Computer Literacy Doesn't Mean Information Literacy, Report Says
The next generation of college students, more wired than any other, might not be as good at Internet research as you may think.
A new report from the Joint Information Systems Committee, a British higher-education research institute, says the “Google Generation” (those born after 1993, who can’t remember a time when the Internet wasn’t widely available) may be computer literate. But that doesn’t make them information literate. Some of the key problems the study found include: Young people don’t develop good search strategies to find quality information. They might find information on the Internet quickly, but they don’t know how to evaluate the quality of what they find. They don’t understand what the Internet really is: a vast network with many different content providers. The report details the implications of these problems for library professionals. It says library resources should be more unified with Internet tools like Google, and adapt to the changing ways younger generations gather information.

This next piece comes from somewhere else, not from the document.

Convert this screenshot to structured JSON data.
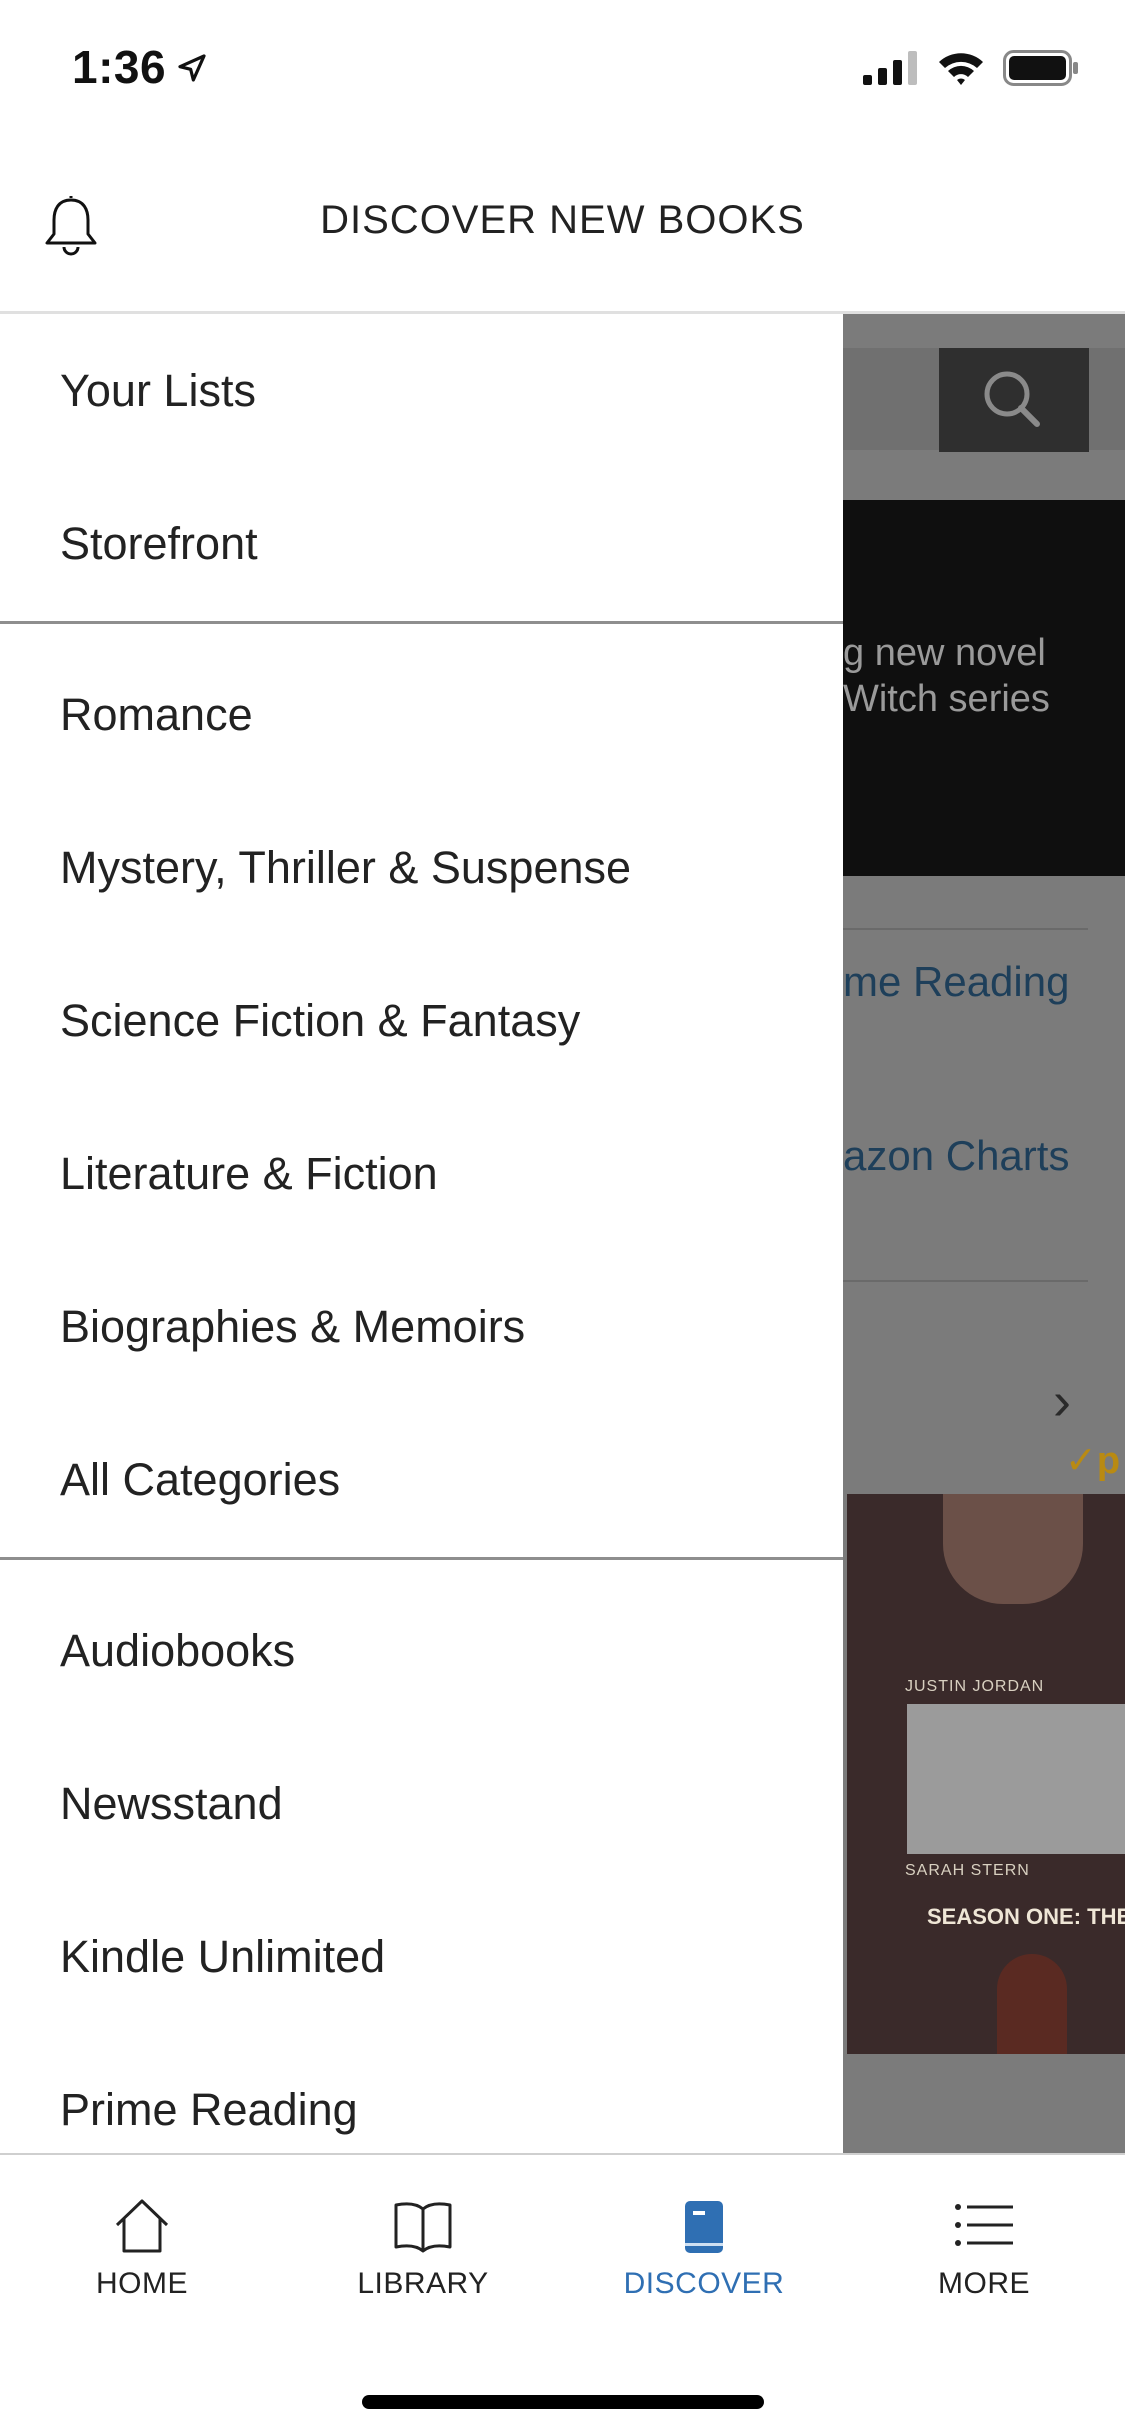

In the context of a recent report from the Pew Internet & American Life Project that says more 18- to 30-year-olds use libraries than other age groups (mostly to use computer resources), it seems there will be an even greater need in the future for librarians to teach information-gathering skills. —Hurley Goodall